This church is presently used as the concert hall of La Schola and is famous for its … musical organ : “In 1853, Aristide Cavaillé-Coll installed a new organ in the Church of Sainte-geneviève which had been restored in its rôle as a place of worship by Prince President Louis-Napoléon. In 1885, upon the decision of President Jules Grévy, this church once again became the Pantheon and, six years later, according to an understanding between the War and Public Works Departments, the organ was transferred to the Val-de-Grâce, under the supervision of the organ builder Merklin. Beforehand, the last time it was heard in the Pantheon must have been for the funeral service of Victor Hugo.
In 1927, a raising was carried out by the builder Paul-Marie Koenig, and the inaugural concert was given by André Marchal and Achille Philippe, the church’s organist. Added to the register of historic monument in 1979, Val-de-Grâce’s “ little great organ ”, as Cavaillé-Coll called it, was restored in 1993 by the organ builders François Delangue and Bernard Hurvy.
The organ of Val-de-Grâce is one the rare parisian surviving witnesses of the art of Aristide Cavaillé-Coll, an instrument that escaped abusive and definitive transformations or modernizations. This explain why, in spite of its relatively modest scale, this organ enjoys quite a reputation, and this, as far as the United States.”

By why would the Val-de-Grace organiste at the time Achille Philip, “organiste titulaire du Val-de-Grâce de 1903 à 1950 et professeur d’orgue et d’harmonie à la Schola Cantorum de 1904 à 1950”, be called ‘Mister Modulo’ in the wedding-invitations line “L’orgue sera tenu par Monsieur Modulo”???

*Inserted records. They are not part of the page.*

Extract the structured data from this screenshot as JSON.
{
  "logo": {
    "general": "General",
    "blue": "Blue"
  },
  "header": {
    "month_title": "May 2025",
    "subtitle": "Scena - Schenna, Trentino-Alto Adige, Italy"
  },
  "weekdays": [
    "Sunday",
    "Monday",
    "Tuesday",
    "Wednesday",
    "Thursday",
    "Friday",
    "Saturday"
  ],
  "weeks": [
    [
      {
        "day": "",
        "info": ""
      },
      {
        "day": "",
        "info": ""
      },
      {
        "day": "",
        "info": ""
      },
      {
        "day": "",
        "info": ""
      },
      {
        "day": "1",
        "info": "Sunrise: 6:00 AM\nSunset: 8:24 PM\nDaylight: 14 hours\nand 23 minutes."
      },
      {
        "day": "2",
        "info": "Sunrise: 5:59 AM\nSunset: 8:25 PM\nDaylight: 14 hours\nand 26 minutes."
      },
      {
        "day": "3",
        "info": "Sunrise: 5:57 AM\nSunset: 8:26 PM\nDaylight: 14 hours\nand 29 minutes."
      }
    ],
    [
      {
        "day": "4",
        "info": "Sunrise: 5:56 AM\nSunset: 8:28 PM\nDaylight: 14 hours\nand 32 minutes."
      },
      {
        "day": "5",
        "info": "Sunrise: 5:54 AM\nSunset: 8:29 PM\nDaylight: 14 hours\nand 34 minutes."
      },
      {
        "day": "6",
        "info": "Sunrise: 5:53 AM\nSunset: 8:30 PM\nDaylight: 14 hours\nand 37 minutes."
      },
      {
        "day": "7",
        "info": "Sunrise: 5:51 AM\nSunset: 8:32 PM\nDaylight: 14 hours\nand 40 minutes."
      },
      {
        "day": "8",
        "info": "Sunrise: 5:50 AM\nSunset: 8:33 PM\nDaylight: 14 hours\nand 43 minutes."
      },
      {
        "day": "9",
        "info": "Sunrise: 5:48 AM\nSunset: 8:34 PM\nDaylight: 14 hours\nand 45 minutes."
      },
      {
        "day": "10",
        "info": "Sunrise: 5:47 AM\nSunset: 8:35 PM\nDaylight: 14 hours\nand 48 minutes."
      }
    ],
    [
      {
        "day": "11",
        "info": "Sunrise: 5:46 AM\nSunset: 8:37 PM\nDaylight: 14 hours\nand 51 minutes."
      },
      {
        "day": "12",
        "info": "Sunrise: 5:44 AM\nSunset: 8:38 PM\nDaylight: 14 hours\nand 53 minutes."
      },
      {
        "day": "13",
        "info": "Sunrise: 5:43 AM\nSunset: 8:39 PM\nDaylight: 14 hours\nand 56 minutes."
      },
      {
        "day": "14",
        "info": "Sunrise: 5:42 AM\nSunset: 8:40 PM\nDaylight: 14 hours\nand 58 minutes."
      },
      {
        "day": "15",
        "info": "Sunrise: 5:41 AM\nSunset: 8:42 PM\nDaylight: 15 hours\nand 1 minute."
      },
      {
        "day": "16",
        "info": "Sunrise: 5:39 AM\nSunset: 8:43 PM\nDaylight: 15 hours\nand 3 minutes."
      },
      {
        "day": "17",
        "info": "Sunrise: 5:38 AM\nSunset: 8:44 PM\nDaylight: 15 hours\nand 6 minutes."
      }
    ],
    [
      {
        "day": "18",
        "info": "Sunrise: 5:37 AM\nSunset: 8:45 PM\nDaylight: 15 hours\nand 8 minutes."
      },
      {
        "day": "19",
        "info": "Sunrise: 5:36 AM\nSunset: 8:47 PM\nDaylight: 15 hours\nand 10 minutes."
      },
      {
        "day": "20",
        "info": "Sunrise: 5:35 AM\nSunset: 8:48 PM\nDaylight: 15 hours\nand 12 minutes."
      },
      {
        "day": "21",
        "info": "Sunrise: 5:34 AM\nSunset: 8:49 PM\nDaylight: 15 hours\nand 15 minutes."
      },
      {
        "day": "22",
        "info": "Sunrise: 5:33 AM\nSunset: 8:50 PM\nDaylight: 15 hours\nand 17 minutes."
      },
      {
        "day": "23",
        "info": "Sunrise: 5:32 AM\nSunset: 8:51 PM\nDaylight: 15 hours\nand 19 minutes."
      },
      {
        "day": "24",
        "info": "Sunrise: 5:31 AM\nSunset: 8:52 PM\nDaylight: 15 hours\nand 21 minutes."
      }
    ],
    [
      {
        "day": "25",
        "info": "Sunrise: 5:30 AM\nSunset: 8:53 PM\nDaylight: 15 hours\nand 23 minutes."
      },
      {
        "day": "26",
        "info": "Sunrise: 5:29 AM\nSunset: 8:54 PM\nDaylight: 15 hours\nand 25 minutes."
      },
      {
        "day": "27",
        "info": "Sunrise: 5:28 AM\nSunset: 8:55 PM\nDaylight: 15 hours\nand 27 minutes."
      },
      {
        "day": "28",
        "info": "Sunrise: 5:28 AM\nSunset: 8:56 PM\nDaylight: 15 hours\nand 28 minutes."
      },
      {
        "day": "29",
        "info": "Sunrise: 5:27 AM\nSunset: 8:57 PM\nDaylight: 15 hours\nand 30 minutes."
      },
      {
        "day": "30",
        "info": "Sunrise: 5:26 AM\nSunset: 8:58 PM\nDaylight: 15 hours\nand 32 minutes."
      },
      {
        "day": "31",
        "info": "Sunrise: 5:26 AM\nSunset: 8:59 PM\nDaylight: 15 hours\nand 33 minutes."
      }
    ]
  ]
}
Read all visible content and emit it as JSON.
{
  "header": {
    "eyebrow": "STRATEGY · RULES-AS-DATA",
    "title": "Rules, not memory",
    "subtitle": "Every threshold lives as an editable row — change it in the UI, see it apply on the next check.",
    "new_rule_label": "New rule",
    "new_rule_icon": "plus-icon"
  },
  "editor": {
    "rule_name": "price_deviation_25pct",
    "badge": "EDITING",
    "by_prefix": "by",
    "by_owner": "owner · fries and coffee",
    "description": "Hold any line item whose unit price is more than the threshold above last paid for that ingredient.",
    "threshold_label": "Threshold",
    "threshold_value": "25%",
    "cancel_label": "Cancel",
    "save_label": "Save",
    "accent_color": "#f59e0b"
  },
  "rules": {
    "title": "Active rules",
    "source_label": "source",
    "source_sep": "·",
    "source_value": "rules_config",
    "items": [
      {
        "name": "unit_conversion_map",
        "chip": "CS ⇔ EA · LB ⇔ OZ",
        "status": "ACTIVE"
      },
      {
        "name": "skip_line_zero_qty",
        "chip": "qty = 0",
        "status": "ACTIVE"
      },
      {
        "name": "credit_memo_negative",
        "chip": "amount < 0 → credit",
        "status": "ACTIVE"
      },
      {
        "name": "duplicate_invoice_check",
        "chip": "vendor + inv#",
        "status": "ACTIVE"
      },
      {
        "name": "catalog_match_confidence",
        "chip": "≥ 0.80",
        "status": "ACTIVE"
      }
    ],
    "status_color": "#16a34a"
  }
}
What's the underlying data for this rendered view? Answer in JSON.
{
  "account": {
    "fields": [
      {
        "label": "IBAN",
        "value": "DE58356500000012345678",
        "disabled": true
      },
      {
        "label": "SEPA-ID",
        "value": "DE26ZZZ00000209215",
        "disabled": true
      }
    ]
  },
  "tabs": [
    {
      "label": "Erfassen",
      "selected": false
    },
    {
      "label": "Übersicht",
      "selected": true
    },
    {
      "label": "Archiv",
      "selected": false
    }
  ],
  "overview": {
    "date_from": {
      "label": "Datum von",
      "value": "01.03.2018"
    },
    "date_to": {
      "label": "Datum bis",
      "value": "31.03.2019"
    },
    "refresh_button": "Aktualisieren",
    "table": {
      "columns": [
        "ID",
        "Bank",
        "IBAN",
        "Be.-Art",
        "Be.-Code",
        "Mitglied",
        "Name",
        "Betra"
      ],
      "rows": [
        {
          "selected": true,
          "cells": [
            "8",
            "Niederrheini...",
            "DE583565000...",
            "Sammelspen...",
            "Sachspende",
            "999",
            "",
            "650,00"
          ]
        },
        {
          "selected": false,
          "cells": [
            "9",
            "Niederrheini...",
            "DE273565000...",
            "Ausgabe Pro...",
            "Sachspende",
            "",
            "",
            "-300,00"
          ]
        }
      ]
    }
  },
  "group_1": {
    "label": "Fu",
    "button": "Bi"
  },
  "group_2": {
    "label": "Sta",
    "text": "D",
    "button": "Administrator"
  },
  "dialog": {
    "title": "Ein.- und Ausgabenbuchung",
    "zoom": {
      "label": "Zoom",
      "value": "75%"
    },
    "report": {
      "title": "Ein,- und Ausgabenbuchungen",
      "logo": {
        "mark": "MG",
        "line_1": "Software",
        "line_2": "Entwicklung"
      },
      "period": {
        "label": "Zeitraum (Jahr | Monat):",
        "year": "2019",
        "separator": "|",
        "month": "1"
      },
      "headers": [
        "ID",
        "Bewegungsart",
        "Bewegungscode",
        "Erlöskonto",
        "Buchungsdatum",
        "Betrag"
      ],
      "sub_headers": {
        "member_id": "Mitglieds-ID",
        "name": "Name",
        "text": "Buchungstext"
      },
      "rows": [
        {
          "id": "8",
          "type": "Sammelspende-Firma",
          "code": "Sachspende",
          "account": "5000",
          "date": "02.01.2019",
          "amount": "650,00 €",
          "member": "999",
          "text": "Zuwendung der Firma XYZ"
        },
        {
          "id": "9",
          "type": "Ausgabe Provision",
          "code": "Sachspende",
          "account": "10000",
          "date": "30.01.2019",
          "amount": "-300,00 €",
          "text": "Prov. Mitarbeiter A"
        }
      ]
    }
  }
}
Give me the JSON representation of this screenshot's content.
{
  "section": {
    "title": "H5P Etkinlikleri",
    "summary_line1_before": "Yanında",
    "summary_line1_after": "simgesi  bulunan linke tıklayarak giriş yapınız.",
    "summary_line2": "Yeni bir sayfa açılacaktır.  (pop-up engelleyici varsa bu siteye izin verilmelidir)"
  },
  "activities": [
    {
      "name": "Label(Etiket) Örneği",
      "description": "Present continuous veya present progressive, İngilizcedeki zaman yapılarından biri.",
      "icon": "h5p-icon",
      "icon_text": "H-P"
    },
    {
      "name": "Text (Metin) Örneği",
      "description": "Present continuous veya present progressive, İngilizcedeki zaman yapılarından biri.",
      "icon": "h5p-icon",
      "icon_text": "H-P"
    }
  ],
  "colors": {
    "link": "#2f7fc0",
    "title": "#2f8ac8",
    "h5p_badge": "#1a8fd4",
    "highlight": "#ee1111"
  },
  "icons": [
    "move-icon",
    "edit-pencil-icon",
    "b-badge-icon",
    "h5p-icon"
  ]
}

Again, the late Norbert Dufourcq comes to our rescue, proposing a good candidate for ‘Monsieur Modulo’ : “As for “modulo”, note that the organist at Notre-Dame at that time, Léonce de Saint-Martin, was also the composer of a “Suite Cyclique”, though I admit that this is just wordplay: there is nothing “modular” about this work. Maybe a more serious candidate would be Olivier Messiaen (who was organist at the Église de la Trinité): his “modes à transposition limitée” are really about Z/12Z→Z/3Z and Z/12Z→Z/4Z. “

Messiaen’s ‘Modes of limited transposition’ were compiled in his book ‘Technique de mon langage musical’. This book was published in Paris by Leduc, as late as 1944, 5 years after the wedding-invitation.

Still, several earlier works of Messiaen used these schemes, most notably La Nativité du Seigneur, composed in 1935 : “The work is one of the earliest to feature elements that were to become key to Messiaen’s later compositions, such as the extensive use of the composer’s own modes of limited transposition, as well as influence from birdsong, and the meters and rhythms of Ancient Greek and traditional Indian music.”

More details on Messiaen’s modes and their connection to modular arithmetic can be found in the study Implementing Modality in Algorithmic Composition by Vincent Joseph Manzo.

Hence, Messiaen is a suitable candidate for the title ‘Monsieur Modulo’, but would he be able to play the Val-de-Grace organ while not being the resident organist?

Remember, the Val-de-Grace church was the concert hall of La Schola, and its musical organ the instrument of choice for the relevant courses. Now … Olivier Messiaen taught at the Schola Cantorum and the École Normale de Musique from 1936 till 1939. So, at the time of the Bourbaki-Petard wedding he would certainly be allowed to play the Cavaillé-Coll organ.

Perhaps we got it right, the second time around : the Bourbaki-Pétard wedding was held on June 3rd 1939 in the church ‘l’église royale Notre-Dame du Val-de-Grâce’ at 12h?